**Exercise objective:** Check every line of the data and copy the ones where "title" appears.

----- Entries provided -----

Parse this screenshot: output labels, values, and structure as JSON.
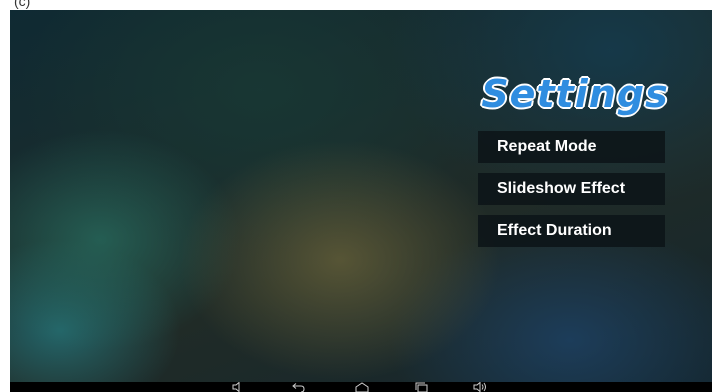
{
  "top_caption": "(c)",
  "title": "Settings",
  "menu": {
    "items": [
      {
        "label": "Repeat Mode"
      },
      {
        "label": "Slideshow Effect"
      },
      {
        "label": "Effect Duration"
      }
    ]
  },
  "navbar": {
    "icons": [
      "volume-down-icon",
      "back-icon",
      "home-icon",
      "recent-apps-icon",
      "volume-up-icon"
    ]
  },
  "colors": {
    "title": "#2f8de0",
    "menu_item_bg": "#0c1418",
    "navbar_bg": "#000000"
  }
}
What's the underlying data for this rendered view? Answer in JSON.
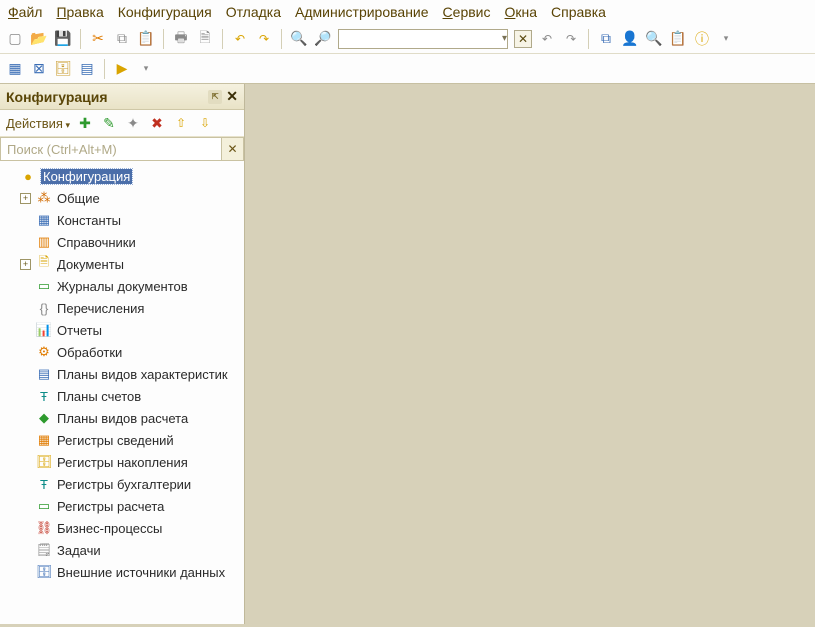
{
  "menu": {
    "file": "Файл",
    "edit": "Правка",
    "config": "Конфигурация",
    "debug": "Отладка",
    "admin": "Администрирование",
    "service": "Сервис",
    "windows": "Окна",
    "help": "Справка"
  },
  "toolbar": {
    "search_value": "",
    "search_clear": "✕",
    "dropdown_arrow": "▾"
  },
  "panel": {
    "title": "Конфигурация",
    "pin": "⇱",
    "close": "✕",
    "actions_label": "Действия",
    "search_placeholder": "Поиск (Ctrl+Alt+M)",
    "search_clear": "✕"
  },
  "tree": {
    "root": "Конфигурация",
    "items": [
      {
        "label": "Общие"
      },
      {
        "label": "Константы"
      },
      {
        "label": "Справочники"
      },
      {
        "label": "Документы"
      },
      {
        "label": "Журналы документов"
      },
      {
        "label": "Перечисления"
      },
      {
        "label": "Отчеты"
      },
      {
        "label": "Обработки"
      },
      {
        "label": "Планы видов характеристик"
      },
      {
        "label": "Планы счетов"
      },
      {
        "label": "Планы видов расчета"
      },
      {
        "label": "Регистры сведений"
      },
      {
        "label": "Регистры накопления"
      },
      {
        "label": "Регистры бухгалтерии"
      },
      {
        "label": "Регистры расчета"
      },
      {
        "label": "Бизнес-процессы"
      },
      {
        "label": "Задачи"
      },
      {
        "label": "Внешние источники данных"
      }
    ]
  }
}
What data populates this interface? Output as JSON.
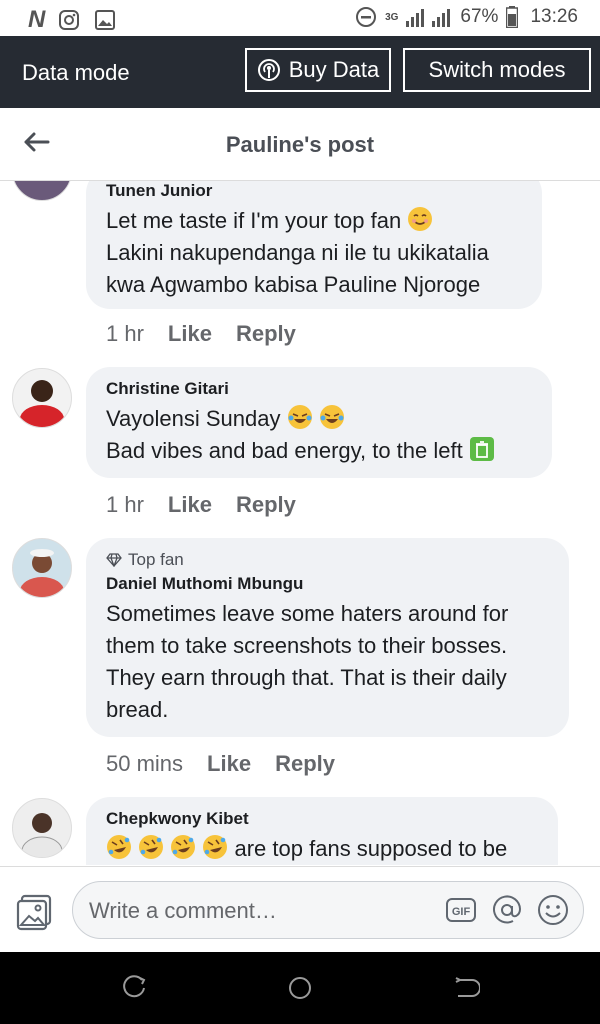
{
  "status_bar": {
    "network": "3G",
    "battery": "67%",
    "time": "13:26"
  },
  "data_bar": {
    "title": "Data mode",
    "buy_label": "Buy Data",
    "switch_label": "Switch modes"
  },
  "header": {
    "title": "Pauline's post"
  },
  "comments": [
    {
      "name": "Tunen Junior",
      "lines": [
        "Let me taste if I'm your top fan",
        "Lakini nakupendanga ni ile tu ukikatalia",
        "kwa Agwambo kabisa Pauline Njoroge"
      ],
      "time": "1 hr",
      "like": "Like",
      "reply": "Reply"
    },
    {
      "name": "Christine Gitari",
      "lines": [
        "Vayolensi Sunday",
        "Bad vibes and bad energy, to the left"
      ],
      "time": "1 hr",
      "like": "Like",
      "reply": "Reply"
    },
    {
      "badge": "Top fan",
      "name": "Daniel Muthomi Mbungu",
      "lines": [
        "Sometimes leave some haters around for",
        "them to take screenshots to their bosses.",
        "They earn through that. That is their daily",
        "bread."
      ],
      "time": "50 mins",
      "like": "Like",
      "reply": "Reply"
    },
    {
      "name": "Chepkwony Kibet",
      "lines": [
        "are top fans supposed to be"
      ]
    }
  ],
  "composer": {
    "placeholder": "Write a comment…",
    "gif_label": "GIF"
  },
  "colors": {
    "data_bar_bg": "#262b33",
    "bubble_bg": "#f0f2f5",
    "meta_text": "#65676b"
  }
}
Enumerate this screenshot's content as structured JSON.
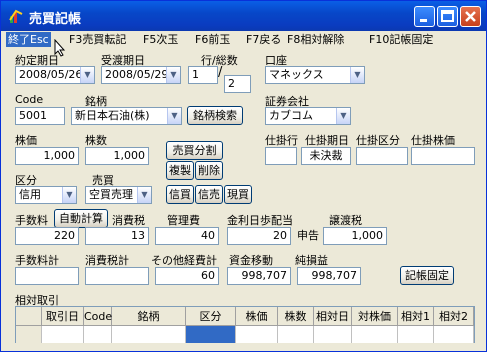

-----

**Reply:**
  "title": "Settings",
    "title": "#2f8de0",
    "title": "Конфигурация",
    "title": "Data mode",
    "title": "Pauline's post"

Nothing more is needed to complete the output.